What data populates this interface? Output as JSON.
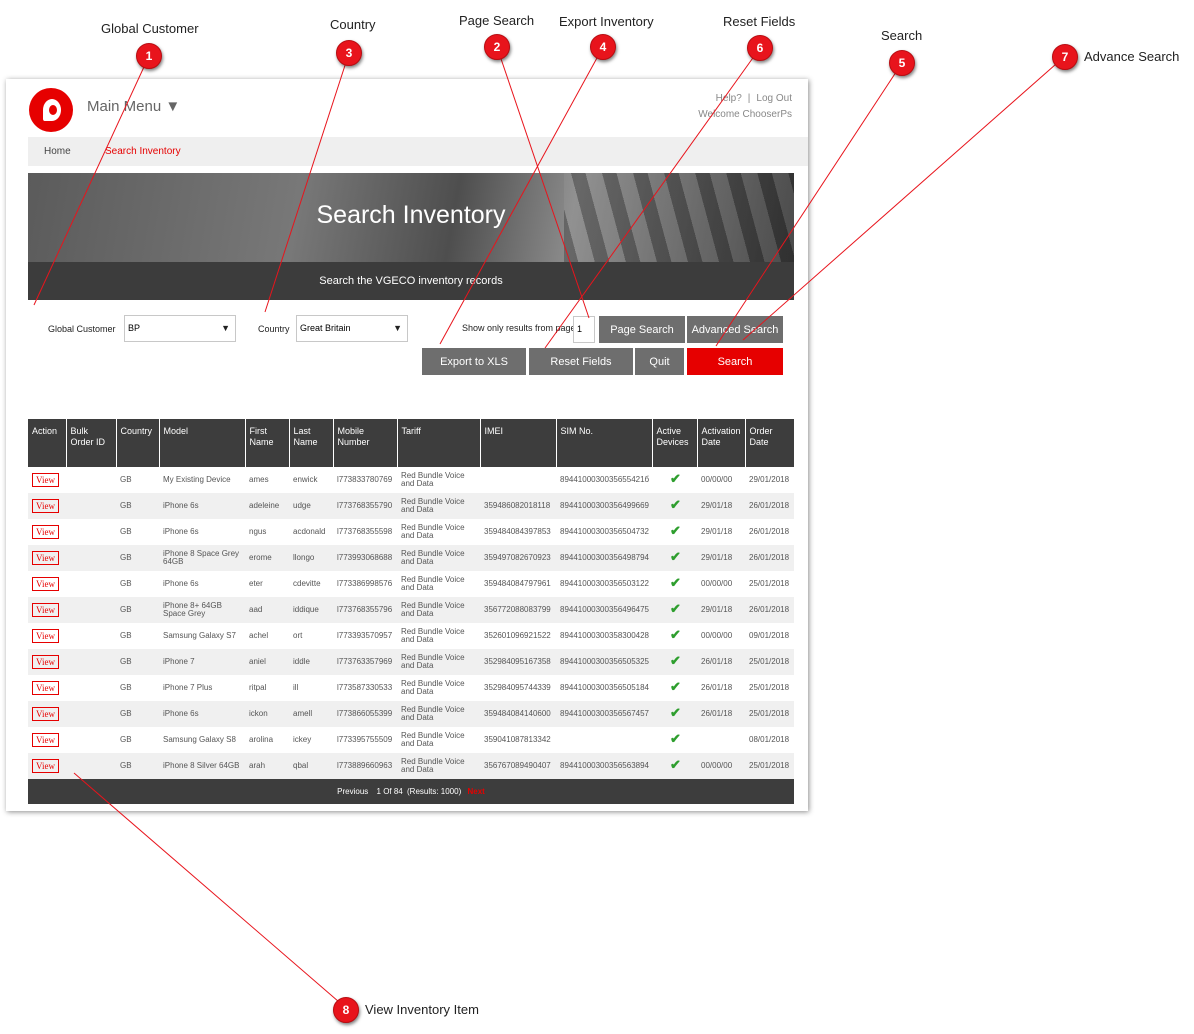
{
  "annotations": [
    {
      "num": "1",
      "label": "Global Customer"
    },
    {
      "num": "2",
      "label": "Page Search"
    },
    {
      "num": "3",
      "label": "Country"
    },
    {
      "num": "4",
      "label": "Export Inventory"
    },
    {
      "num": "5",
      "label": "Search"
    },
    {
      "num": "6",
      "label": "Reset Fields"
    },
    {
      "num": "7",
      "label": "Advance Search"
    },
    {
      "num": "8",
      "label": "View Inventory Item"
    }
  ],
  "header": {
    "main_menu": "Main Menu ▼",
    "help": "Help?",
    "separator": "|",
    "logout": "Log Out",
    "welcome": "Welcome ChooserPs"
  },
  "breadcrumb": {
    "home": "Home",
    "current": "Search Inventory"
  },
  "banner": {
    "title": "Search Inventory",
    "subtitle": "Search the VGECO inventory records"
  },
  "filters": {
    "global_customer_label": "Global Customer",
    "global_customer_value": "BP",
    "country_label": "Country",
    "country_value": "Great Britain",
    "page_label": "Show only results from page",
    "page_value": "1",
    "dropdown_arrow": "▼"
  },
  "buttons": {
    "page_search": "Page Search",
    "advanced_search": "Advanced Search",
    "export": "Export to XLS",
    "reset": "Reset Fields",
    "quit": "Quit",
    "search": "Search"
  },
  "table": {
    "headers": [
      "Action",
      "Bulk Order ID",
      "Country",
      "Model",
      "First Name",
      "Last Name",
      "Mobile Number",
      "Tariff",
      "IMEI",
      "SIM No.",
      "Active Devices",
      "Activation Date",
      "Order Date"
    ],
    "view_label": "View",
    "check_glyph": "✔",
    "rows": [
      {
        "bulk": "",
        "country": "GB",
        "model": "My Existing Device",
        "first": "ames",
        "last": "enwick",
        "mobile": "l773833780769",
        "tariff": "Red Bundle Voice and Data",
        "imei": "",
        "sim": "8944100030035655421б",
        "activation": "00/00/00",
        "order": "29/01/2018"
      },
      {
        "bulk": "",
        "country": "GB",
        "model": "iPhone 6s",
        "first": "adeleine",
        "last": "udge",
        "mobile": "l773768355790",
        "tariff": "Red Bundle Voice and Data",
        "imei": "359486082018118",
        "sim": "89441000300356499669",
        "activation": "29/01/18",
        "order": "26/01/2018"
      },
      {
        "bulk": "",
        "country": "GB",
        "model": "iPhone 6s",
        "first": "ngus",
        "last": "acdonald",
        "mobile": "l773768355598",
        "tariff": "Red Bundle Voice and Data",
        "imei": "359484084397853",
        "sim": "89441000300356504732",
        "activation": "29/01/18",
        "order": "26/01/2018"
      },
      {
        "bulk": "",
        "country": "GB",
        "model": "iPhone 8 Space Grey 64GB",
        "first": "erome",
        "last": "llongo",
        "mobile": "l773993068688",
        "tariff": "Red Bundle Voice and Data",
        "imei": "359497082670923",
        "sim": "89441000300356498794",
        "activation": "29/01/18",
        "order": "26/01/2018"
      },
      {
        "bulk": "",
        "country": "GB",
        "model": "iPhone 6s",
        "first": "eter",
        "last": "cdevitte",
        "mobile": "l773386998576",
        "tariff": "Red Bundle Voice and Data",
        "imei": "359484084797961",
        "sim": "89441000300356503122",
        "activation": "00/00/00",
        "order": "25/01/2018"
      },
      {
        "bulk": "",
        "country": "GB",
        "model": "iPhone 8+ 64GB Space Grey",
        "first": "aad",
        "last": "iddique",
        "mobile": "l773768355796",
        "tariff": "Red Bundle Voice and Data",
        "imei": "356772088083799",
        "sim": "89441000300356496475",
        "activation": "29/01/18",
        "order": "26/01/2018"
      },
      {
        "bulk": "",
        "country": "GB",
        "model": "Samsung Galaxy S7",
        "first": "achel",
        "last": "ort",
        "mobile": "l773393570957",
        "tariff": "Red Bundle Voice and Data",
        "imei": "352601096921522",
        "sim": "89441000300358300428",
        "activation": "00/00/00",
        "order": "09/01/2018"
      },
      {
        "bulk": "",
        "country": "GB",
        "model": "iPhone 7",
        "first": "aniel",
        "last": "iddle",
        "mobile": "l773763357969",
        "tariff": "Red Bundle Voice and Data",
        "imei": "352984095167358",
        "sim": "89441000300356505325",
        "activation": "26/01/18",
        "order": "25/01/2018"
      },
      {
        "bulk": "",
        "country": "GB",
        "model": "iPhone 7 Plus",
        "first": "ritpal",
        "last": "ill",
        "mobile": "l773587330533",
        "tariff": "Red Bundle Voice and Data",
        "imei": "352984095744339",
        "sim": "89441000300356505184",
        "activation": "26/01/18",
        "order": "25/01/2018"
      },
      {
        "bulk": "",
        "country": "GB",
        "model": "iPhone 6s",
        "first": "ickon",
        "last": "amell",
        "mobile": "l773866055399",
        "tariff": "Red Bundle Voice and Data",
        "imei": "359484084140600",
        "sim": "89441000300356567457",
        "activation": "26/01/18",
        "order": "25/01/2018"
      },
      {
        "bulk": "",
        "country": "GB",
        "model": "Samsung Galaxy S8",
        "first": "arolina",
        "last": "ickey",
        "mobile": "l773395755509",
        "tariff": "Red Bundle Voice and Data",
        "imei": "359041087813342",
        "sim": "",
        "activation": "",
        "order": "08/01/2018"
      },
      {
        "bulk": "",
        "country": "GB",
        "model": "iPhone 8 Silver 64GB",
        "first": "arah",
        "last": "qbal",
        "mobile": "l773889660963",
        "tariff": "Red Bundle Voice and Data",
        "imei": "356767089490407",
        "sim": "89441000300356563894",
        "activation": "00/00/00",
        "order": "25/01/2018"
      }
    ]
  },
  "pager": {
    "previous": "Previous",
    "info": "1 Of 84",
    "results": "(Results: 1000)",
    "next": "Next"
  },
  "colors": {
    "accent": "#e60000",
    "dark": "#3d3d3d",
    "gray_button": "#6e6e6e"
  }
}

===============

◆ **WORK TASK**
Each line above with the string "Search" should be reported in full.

◆ **ANSWER BOX**
      "label": "Page Search"
      "label": "Search"
      "label": "Advance Search"
    "current": "Search Inventory"
    "title": "Search Inventory",
    "subtitle": "Search the VGECO inventory records"
    "page_search": "Page Search",
    "advanced_search": "Advanced Search",
    "search": "Search"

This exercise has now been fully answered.